» **Excerpts from a dataset**
※ ※ ※

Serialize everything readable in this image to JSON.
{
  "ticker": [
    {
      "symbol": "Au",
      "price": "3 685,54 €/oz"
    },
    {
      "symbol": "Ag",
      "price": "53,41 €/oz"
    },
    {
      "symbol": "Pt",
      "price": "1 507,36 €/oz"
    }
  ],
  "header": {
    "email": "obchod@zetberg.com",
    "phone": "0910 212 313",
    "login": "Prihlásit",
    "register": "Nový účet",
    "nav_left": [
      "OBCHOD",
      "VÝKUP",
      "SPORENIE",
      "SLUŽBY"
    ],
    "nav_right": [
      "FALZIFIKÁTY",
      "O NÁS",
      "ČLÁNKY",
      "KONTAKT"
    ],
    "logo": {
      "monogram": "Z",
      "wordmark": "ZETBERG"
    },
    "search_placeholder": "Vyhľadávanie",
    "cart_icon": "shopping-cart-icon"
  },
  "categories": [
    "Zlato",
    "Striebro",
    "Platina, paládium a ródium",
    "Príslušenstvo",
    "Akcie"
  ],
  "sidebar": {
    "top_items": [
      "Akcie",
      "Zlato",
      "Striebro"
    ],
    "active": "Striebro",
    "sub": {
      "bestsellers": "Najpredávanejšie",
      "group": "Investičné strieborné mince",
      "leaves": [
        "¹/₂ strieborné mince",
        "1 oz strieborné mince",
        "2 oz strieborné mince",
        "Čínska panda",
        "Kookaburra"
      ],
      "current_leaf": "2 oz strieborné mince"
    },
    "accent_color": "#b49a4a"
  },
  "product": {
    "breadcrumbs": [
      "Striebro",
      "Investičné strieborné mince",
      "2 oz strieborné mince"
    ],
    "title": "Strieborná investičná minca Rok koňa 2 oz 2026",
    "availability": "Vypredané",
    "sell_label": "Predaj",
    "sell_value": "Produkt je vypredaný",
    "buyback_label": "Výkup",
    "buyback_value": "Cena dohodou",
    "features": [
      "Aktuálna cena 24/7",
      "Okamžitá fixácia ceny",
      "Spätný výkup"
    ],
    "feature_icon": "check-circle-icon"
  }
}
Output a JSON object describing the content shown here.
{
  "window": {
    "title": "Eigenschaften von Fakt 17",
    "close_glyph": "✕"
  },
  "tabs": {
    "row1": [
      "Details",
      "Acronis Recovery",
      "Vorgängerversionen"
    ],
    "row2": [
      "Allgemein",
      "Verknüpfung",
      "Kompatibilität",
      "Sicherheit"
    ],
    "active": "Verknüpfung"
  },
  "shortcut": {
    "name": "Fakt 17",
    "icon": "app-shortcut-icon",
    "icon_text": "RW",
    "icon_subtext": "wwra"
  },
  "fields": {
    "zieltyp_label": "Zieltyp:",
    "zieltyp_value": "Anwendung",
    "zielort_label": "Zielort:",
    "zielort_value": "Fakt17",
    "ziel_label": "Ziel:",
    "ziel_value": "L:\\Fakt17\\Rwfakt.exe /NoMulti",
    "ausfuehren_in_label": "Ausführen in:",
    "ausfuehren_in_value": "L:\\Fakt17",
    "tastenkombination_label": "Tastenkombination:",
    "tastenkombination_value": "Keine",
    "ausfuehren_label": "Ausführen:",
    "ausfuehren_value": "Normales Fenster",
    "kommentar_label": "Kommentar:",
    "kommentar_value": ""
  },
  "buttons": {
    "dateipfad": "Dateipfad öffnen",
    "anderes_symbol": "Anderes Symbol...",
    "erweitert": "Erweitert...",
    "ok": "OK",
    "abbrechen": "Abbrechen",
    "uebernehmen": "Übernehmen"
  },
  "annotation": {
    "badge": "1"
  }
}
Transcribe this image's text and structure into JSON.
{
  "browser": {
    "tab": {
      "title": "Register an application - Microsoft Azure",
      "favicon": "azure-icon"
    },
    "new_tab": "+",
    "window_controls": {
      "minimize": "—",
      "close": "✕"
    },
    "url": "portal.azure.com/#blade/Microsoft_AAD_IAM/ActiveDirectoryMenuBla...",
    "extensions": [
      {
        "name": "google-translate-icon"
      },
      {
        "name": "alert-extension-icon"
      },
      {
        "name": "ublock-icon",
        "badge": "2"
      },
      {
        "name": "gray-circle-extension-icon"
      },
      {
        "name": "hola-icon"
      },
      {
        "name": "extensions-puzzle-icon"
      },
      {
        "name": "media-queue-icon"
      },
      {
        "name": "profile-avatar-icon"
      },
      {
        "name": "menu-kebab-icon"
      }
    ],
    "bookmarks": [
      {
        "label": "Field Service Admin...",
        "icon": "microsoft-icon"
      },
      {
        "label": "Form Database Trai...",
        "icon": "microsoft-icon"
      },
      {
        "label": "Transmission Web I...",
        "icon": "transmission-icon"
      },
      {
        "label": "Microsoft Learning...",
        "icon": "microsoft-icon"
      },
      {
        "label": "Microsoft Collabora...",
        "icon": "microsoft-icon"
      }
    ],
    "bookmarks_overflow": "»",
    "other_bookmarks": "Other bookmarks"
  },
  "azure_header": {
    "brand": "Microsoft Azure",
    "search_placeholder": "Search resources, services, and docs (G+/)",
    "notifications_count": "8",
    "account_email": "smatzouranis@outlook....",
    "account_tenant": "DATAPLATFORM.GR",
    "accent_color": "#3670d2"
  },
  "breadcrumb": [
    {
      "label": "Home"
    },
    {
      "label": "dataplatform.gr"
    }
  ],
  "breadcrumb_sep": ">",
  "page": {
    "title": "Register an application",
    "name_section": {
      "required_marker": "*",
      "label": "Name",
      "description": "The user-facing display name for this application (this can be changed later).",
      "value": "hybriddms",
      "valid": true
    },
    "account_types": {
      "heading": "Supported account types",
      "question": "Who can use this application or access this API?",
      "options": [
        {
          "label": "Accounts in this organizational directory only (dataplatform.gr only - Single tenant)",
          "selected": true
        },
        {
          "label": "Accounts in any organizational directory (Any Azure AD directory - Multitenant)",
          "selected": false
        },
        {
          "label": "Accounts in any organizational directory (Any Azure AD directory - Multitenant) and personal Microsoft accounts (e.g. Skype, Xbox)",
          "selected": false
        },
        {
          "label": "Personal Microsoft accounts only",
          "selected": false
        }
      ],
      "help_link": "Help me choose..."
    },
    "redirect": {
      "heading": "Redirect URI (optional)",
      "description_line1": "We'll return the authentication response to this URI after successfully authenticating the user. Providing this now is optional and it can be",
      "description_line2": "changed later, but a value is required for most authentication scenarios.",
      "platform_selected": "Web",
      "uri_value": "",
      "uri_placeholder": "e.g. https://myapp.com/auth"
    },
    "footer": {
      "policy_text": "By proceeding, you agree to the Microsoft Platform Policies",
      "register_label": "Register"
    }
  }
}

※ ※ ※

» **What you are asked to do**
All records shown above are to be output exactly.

» **Written solution**
Serialize everything readable in this image to JSON.
{
  "ticker": [
    {
      "symbol": "Au",
      "price": "3 685,54 €/oz"
    },
    {
      "symbol": "Ag",
      "price": "53,41 €/oz"
    },
    {
      "symbol": "Pt",
      "price": "1 507,36 €/oz"
    }
  ],
  "header": {
    "email": "obchod@zetberg.com",
    "phone": "0910 212 313",
    "login": "Prihlásit",
    "register": "Nový účet",
    "nav_left": [
      "OBCHOD",
      "VÝKUP",
      "SPORENIE",
      "SLUŽBY"
    ],
    "nav_right": [
      "FALZIFIKÁTY",
      "O NÁS",
      "ČLÁNKY",
      "KONTAKT"
    ],
    "logo": {
      "monogram": "Z",
      "wordmark": "ZETBERG"
    },
    "search_placeholder": "Vyhľadávanie",
    "cart_icon": "shopping-cart-icon"
  },
  "categories": [
    "Zlato",
    "Striebro",
    "Platina, paládium a ródium",
    "Príslušenstvo",
    "Akcie"
  ],
  "sidebar": {
    "top_items": [
      "Akcie",
      "Zlato",
      "Striebro"
    ],
    "active": "Striebro",
    "sub": {
      "bestsellers": "Najpredávanejšie",
      "group": "Investičné strieborné mince",
      "leaves": [
        "¹/₂ strieborné mince",
        "1 oz strieborné mince",
        "2 oz strieborné mince",
        "Čínska panda",
        "Kookaburra"
      ],
      "current_leaf": "2 oz strieborné mince"
    },
    "accent_color": "#b49a4a"
  },
  "product": {
    "breadcrumbs": [
      "Striebro",
      "Investičné strieborné mince",
      "2 oz strieborné mince"
    ],
    "title": "Strieborná investičná minca Rok koňa 2 oz 2026",
    "availability": "Vypredané",
    "sell_label": "Predaj",
    "sell_value": "Produkt je vypredaný",
    "buyback_label": "Výkup",
    "buyback_value": "Cena dohodou",
    "features": [
      "Aktuálna cena 24/7",
      "Okamžitá fixácia ceny",
      "Spätný výkup"
    ],
    "feature_icon": "check-circle-icon"
  }
}
Output a JSON object describing the content shown here.
{
  "window": {
    "title": "Eigenschaften von Fakt 17",
    "close_glyph": "✕"
  },
  "tabs": {
    "row1": [
      "Details",
      "Acronis Recovery",
      "Vorgängerversionen"
    ],
    "row2": [
      "Allgemein",
      "Verknüpfung",
      "Kompatibilität",
      "Sicherheit"
    ],
    "active": "Verknüpfung"
  },
  "shortcut": {
    "name": "Fakt 17",
    "icon": "app-shortcut-icon",
    "icon_text": "RW",
    "icon_subtext": "wwra"
  },
  "fields": {
    "zieltyp_label": "Zieltyp:",
    "zieltyp_value": "Anwendung",
    "zielort_label": "Zielort:",
    "zielort_value": "Fakt17",
    "ziel_label": "Ziel:",
    "ziel_value": "L:\\Fakt17\\Rwfakt.exe /NoMulti",
    "ausfuehren_in_label": "Ausführen in:",
    "ausfuehren_in_value": "L:\\Fakt17",
    "tastenkombination_label": "Tastenkombination:",
    "tastenkombination_value": "Keine",
    "ausfuehren_label": "Ausführen:",
    "ausfuehren_value": "Normales Fenster",
    "kommentar_label": "Kommentar:",
    "kommentar_value": ""
  },
  "buttons": {
    "dateipfad": "Dateipfad öffnen",
    "anderes_symbol": "Anderes Symbol...",
    "erweitert": "Erweitert...",
    "ok": "OK",
    "abbrechen": "Abbrechen",
    "uebernehmen": "Übernehmen"
  },
  "annotation": {
    "badge": "1"
  }
}
Transcribe this image's text and structure into JSON.
{
  "browser": {
    "tab": {
      "title": "Register an application - Microsoft Azure",
      "favicon": "azure-icon"
    },
    "new_tab": "+",
    "window_controls": {
      "minimize": "—",
      "close": "✕"
    },
    "url": "portal.azure.com/#blade/Microsoft_AAD_IAM/ActiveDirectoryMenuBla...",
    "extensions": [
      {
        "name": "google-translate-icon"
      },
      {
        "name": "alert-extension-icon"
      },
      {
        "name": "ublock-icon",
        "badge": "2"
      },
      {
        "name": "gray-circle-extension-icon"
      },
      {
        "name": "hola-icon"
      },
      {
        "name": "extensions-puzzle-icon"
      },
      {
        "name": "media-queue-icon"
      },
      {
        "name": "profile-avatar-icon"
      },
      {
        "name": "menu-kebab-icon"
      }
    ],
    "bookmarks": [
      {
        "label": "Field Service Admin...",
        "icon": "microsoft-icon"
      },
      {
        "label": "Form Database Trai...",
        "icon": "microsoft-icon"
      },
      {
        "label": "Transmission Web I...",
        "icon": "transmission-icon"
      },
      {
        "label": "Microsoft Learning...",
        "icon": "microsoft-icon"
      },
      {
        "label": "Microsoft Collabora...",
        "icon": "microsoft-icon"
      }
    ],
    "bookmarks_overflow": "»",
    "other_bookmarks": "Other bookmarks"
  },
  "azure_header": {
    "brand": "Microsoft Azure",
    "search_placeholder": "Search resources, services, and docs (G+/)",
    "notifications_count": "8",
    "account_email": "smatzouranis@outlook....",
    "account_tenant": "DATAPLATFORM.GR",
    "accent_color": "#3670d2"
  },
  "breadcrumb": [
    {
      "label": "Home"
    },
    {
      "label": "dataplatform.gr"
    }
  ],
  "breadcrumb_sep": ">",
  "page": {
    "title": "Register an application",
    "name_section": {
      "required_marker": "*",
      "label": "Name",
      "description": "The user-facing display name for this application (this can be changed later).",
      "value": "hybriddms",
      "valid": true
    },
    "account_types": {
      "heading": "Supported account types",
      "question": "Who can use this application or access this API?",
      "options": [
        {
          "label": "Accounts in this organizational directory only (dataplatform.gr only - Single tenant)",
          "selected": true
        },
        {
          "label": "Accounts in any organizational directory (Any Azure AD directory - Multitenant)",
          "selected": false
        },
        {
          "label": "Accounts in any organizational directory (Any Azure AD directory - Multitenant) and personal Microsoft accounts (e.g. Skype, Xbox)",
          "selected": false
        },
        {
          "label": "Personal Microsoft accounts only",
          "selected": false
        }
      ],
      "help_link": "Help me choose..."
    },
    "redirect": {
      "heading": "Redirect URI (optional)",
      "description_line1": "We'll return the authentication response to this URI after successfully authenticating the user. Providing this now is optional and it can be",
      "description_line2": "changed later, but a value is required for most authentication scenarios.",
      "platform_selected": "Web",
      "uri_value": "",
      "uri_placeholder": "e.g. https://myapp.com/auth"
    },
    "footer": {
      "policy_text": "By proceeding, you agree to the Microsoft Platform Policies",
      "register_label": "Register"
    }
  }
}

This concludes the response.